YOUR ASSIGNMENT: Only lines containing "label" belong in the answer, each copied from the entries below.

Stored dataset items
::::

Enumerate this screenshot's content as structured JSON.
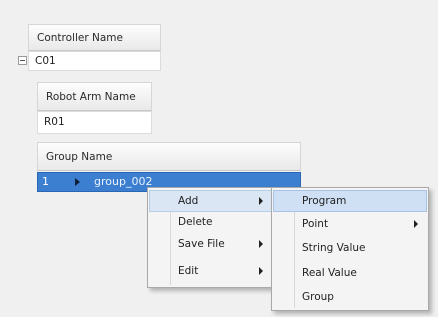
{
  "controller": {
    "header": "Controller Name",
    "value": "C01"
  },
  "robot_arm": {
    "header": "Robot Arm Name",
    "value": "R01"
  },
  "group": {
    "header": "Group Name",
    "row_index": "1",
    "row_value": "group_002"
  },
  "context_menu": {
    "items": [
      {
        "label": "Add",
        "has_submenu": true
      },
      {
        "label": "Delete",
        "has_submenu": false
      },
      {
        "label": "Save File",
        "has_submenu": true
      },
      {
        "label": "Edit",
        "has_submenu": true
      }
    ]
  },
  "add_submenu": {
    "items": [
      {
        "label": "Program",
        "has_submenu": false
      },
      {
        "label": "Point",
        "has_submenu": true
      },
      {
        "label": "String Value",
        "has_submenu": false
      },
      {
        "label": "Real Value",
        "has_submenu": false
      },
      {
        "label": "Group",
        "has_submenu": false
      }
    ]
  }
}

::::

RESPONSE AREA:
        "label": "Add",
        "label": "Delete",
        "label": "Save File",
        "label": "Edit",
        "label": "Program",
        "label": "Point",
        "label": "String Value",
        "label": "Real Value",
        "label": "Group",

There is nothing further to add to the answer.